Eric Yocam is an affiliate instructor in the Department of Urban Design & Planning and an affiliate technical fellow in the Center for Information Assurance & Cybersecurity at the UW. His research interests include cybersecurity, mobile device security, and security applied to critical telecommunications infrastructure. In addition to his academic work, Yocam has spent more than two decades working in product development and cybersecurity for companies such as Apple, Intuit, Microsoft and T-Mobile. He holds a master’s degree in computer science from California State University, Chico; a master’s in finance from Seattle University; and a doctorate in business administration from the University of Phoenix.

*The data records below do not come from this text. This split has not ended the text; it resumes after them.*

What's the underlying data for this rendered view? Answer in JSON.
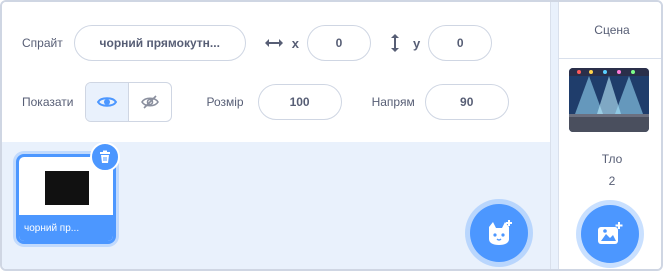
{
  "sprite_info": {
    "sprite_label": "Спрайт",
    "sprite_name": "чорний прямокутн...",
    "x_label": "x",
    "x_value": "0",
    "y_label": "y",
    "y_value": "0",
    "show_label": "Показати",
    "size_label": "Розмір",
    "size_value": "100",
    "direction_label": "Напрям",
    "direction_value": "90"
  },
  "sprite_list": {
    "sprites": [
      {
        "label": "чорний пр...",
        "selected": true
      }
    ]
  },
  "stage_pane": {
    "header": "Сцена",
    "backdrops_label": "Тло",
    "backdrops_count": "2"
  },
  "colors": {
    "accent": "#4c97ff",
    "pane_background": "#e9f1fc",
    "text": "#575e75"
  },
  "icons": [
    "arrows-horizontal-icon",
    "arrows-vertical-icon",
    "eye-icon",
    "eye-hidden-icon",
    "trash-icon",
    "choose-sprite-icon",
    "choose-backdrop-icon"
  ]
}
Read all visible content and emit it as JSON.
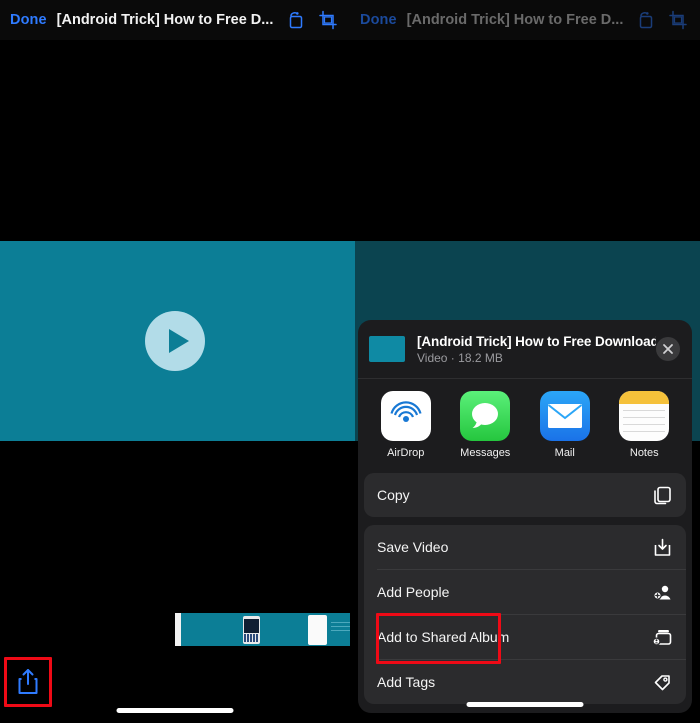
{
  "nav": {
    "done_label": "Done",
    "title": "[Android Trick] How to Free D...",
    "rotate_icon": "rotate-icon",
    "crop_icon": "crop-icon"
  },
  "player": {
    "play_icon": "play-icon",
    "share_icon": "share-icon",
    "timeline_icon": "video-timeline"
  },
  "share_sheet": {
    "item_title": "[Android Trick] How to Free Download...",
    "item_subtitle": "Video · 18.2 MB",
    "close_icon": "close-icon",
    "apps": [
      {
        "label": "AirDrop",
        "icon": "airdrop-icon"
      },
      {
        "label": "Messages",
        "icon": "messages-icon"
      },
      {
        "label": "Mail",
        "icon": "mail-icon"
      },
      {
        "label": "Notes",
        "icon": "notes-icon"
      }
    ],
    "actions": [
      {
        "label": "Copy",
        "icon": "copy-icon"
      },
      {
        "label": "Save Video",
        "icon": "save-download-icon"
      },
      {
        "label": "Add People",
        "icon": "add-person-icon"
      },
      {
        "label": "Add to Shared Album",
        "icon": "shared-album-icon"
      },
      {
        "label": "Add Tags",
        "icon": "tag-icon"
      }
    ]
  },
  "annotations": {
    "highlight_color": "#ef0a16",
    "share_button_highlight": "share-button",
    "save_video_highlight": "save-video-row"
  },
  "colors": {
    "accent_blue": "#2f7bff",
    "video_teal": "#0c7e96",
    "video_teal_dimmed": "#0b4450",
    "sheet_background": "#1c1c1e",
    "row_background": "#2b2b2d"
  }
}
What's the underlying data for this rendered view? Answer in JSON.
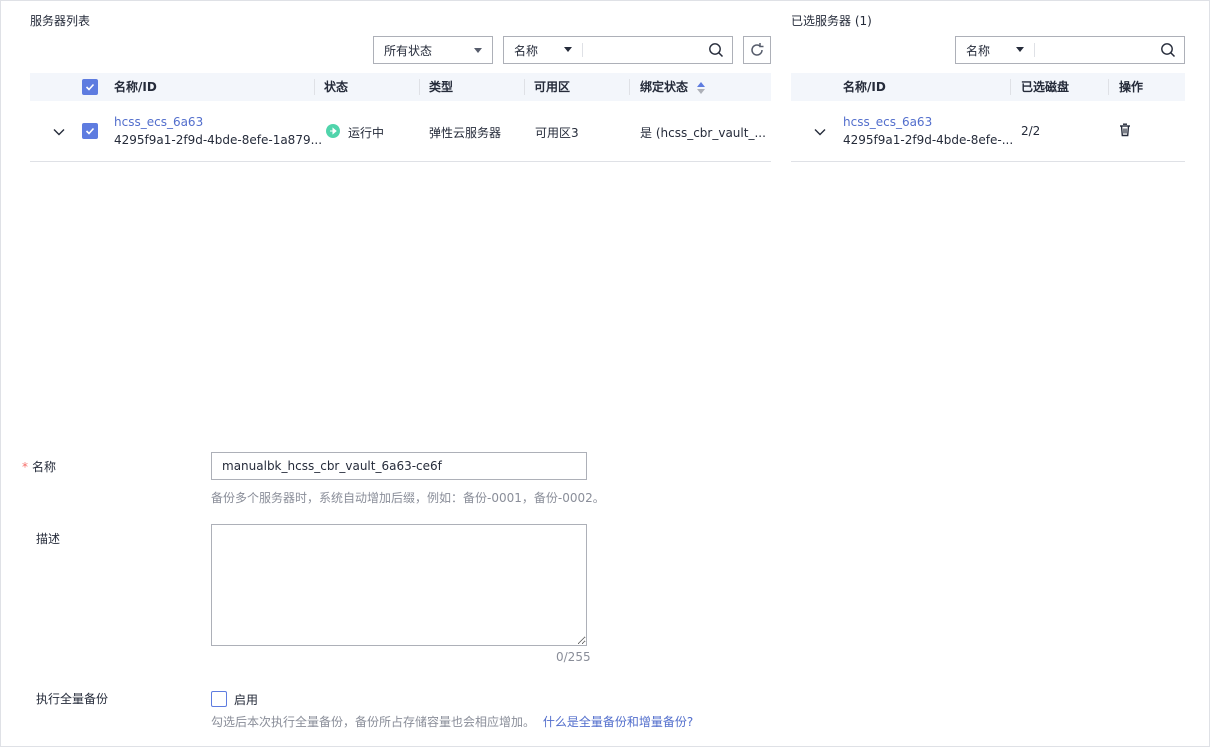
{
  "left_panel": {
    "title": "服务器列表",
    "status_filter": "所有状态",
    "search_field": "名称",
    "search_placeholder": "",
    "columns": [
      "名称/ID",
      "状态",
      "类型",
      "可用区",
      "绑定状态"
    ],
    "rows": [
      {
        "name": "hcss_ecs_6a63",
        "id": "4295f9a1-2f9d-4bde-8efe-1a879...",
        "status": "运行中",
        "type": "弹性云服务器",
        "zone": "可用区3",
        "binding": "是 (hcss_cbr_vault_..."
      }
    ]
  },
  "right_panel": {
    "title": "已选服务器 (1)",
    "search_field": "名称",
    "search_placeholder": "",
    "columns": [
      "名称/ID",
      "已选磁盘",
      "操作"
    ],
    "rows": [
      {
        "name": "hcss_ecs_6a63",
        "id": "4295f9a1-2f9d-4bde-8efe-...",
        "disks": "2/2"
      }
    ]
  },
  "form": {
    "name_label": "名称",
    "name_value": "manualbk_hcss_cbr_vault_6a63-ce6f",
    "name_hint": "备份多个服务器时，系统自动增加后缀，例如：备份-0001，备份-0002。",
    "desc_label": "描述",
    "desc_value": "",
    "desc_counter": "0/255",
    "full_backup_label": "执行全量备份",
    "full_backup_option": "启用",
    "full_backup_hint": "勾选后本次执行全量备份，备份所占存储容量也会相应增加。",
    "full_backup_link": "什么是全量备份和增量备份?"
  },
  "colors": {
    "accent": "#5e7ce0",
    "link": "#526ecc",
    "running": "#50d4ab",
    "required": "#f66f6a"
  }
}
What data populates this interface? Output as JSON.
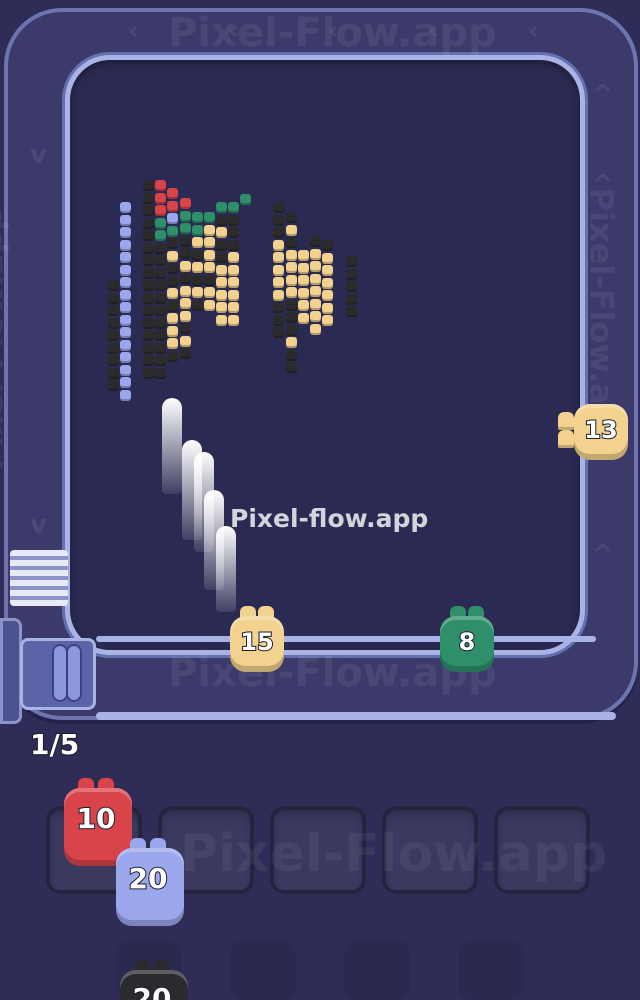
{
  "watermark": {
    "center": "Pixel-flow.app",
    "track_top": "Pixel-Flow.app",
    "track_bottom": "Pixel-Flow.app",
    "track_left": "Pixel-Flow.app",
    "track_right": "Pixel-Flow.app",
    "slots": "Pixel-Flow.app"
  },
  "queue_counter": "1/5",
  "active_shooters": [
    {
      "id": "yellow-15",
      "count": "15",
      "color": "#f2d28e"
    },
    {
      "id": "green-8",
      "count": "8",
      "color": "#2f8f6a"
    },
    {
      "id": "yellow-13",
      "count": "13",
      "color": "#f2d28e"
    }
  ],
  "queue_shooters": [
    {
      "id": "red-10",
      "count": "10",
      "color": "#d9444b"
    },
    {
      "id": "blue-20",
      "count": "20",
      "color": "#9aa7ec"
    },
    {
      "id": "black-20",
      "count": "20",
      "color": "#2a2a2f"
    }
  ],
  "slot_count": 5,
  "colors": {
    "background": "#2f2d57",
    "track": "#3b3a6b",
    "track_rail": "#aab3e6",
    "board": "#2b2a52",
    "pixel_black": "#2b2b2b",
    "pixel_red": "#d9444b",
    "pixel_green": "#2f8f6a",
    "pixel_yellow": "#f2d28e",
    "pixel_blue": "#9aa7ec"
  }
}
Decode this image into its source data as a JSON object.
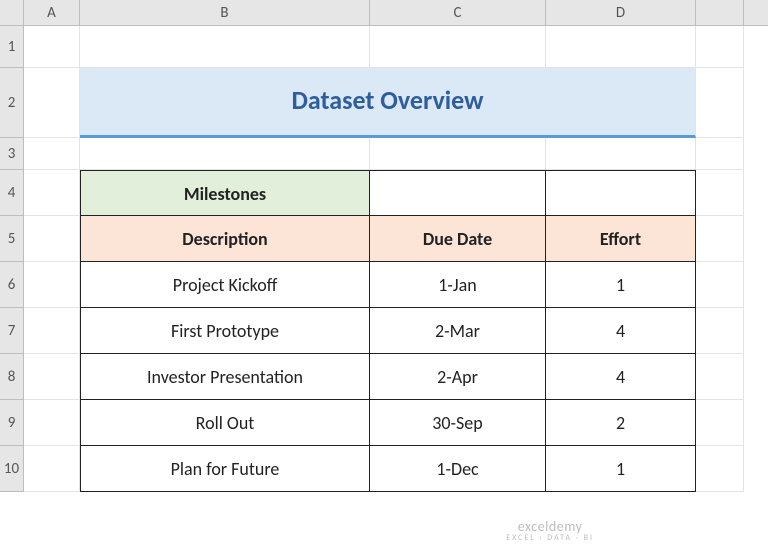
{
  "columns": {
    "A": "A",
    "B": "B",
    "C": "C",
    "D": "D",
    "E": ""
  },
  "rows": [
    "1",
    "2",
    "3",
    "4",
    "5",
    "6",
    "7",
    "8",
    "9",
    "10"
  ],
  "title": "Dataset Overview",
  "headers": {
    "milestones": "Milestones",
    "description": "Description",
    "due_date": "Due Date",
    "effort": "Effort"
  },
  "data": [
    {
      "description": "Project Kickoff",
      "due_date": "1-Jan",
      "effort": "1"
    },
    {
      "description": "First Prototype",
      "due_date": "2-Mar",
      "effort": "4"
    },
    {
      "description": "Investor Presentation",
      "due_date": "2-Apr",
      "effort": "4"
    },
    {
      "description": "Roll  Out",
      "due_date": "30-Sep",
      "effort": "2"
    },
    {
      "description": "Plan for Future",
      "due_date": "1-Dec",
      "effort": "1"
    }
  ],
  "watermark": {
    "brand": "exceldemy",
    "tagline": "EXCEL · DATA · BI"
  },
  "chart_data": {
    "type": "table",
    "title": "Dataset Overview",
    "columns": [
      "Description",
      "Due Date",
      "Effort"
    ],
    "rows": [
      [
        "Project Kickoff",
        "1-Jan",
        1
      ],
      [
        "First Prototype",
        "2-Mar",
        4
      ],
      [
        "Investor Presentation",
        "2-Apr",
        4
      ],
      [
        "Roll  Out",
        "30-Sep",
        2
      ],
      [
        "Plan for Future",
        "1-Dec",
        1
      ]
    ]
  }
}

Stefanie Young is a professional planner and senior sustainability consultant at the Seattle engineering and project delivery firm Rushing. She has worked internationally for the World Bank and locally for the UW campus and the Port of Seattle. A student in the interdisciplinary planning Ph.D. program, she manages the Urban Infrastructure Lab and is the program manager of the student group, UW-Solar, whose mission is to support the development of solar infrastructure for UW and other public institutions in the Pacific Northwest. Young has a bachelor’s in architecture from the University of Oregon and a master’s in urban planning from the University of Washington.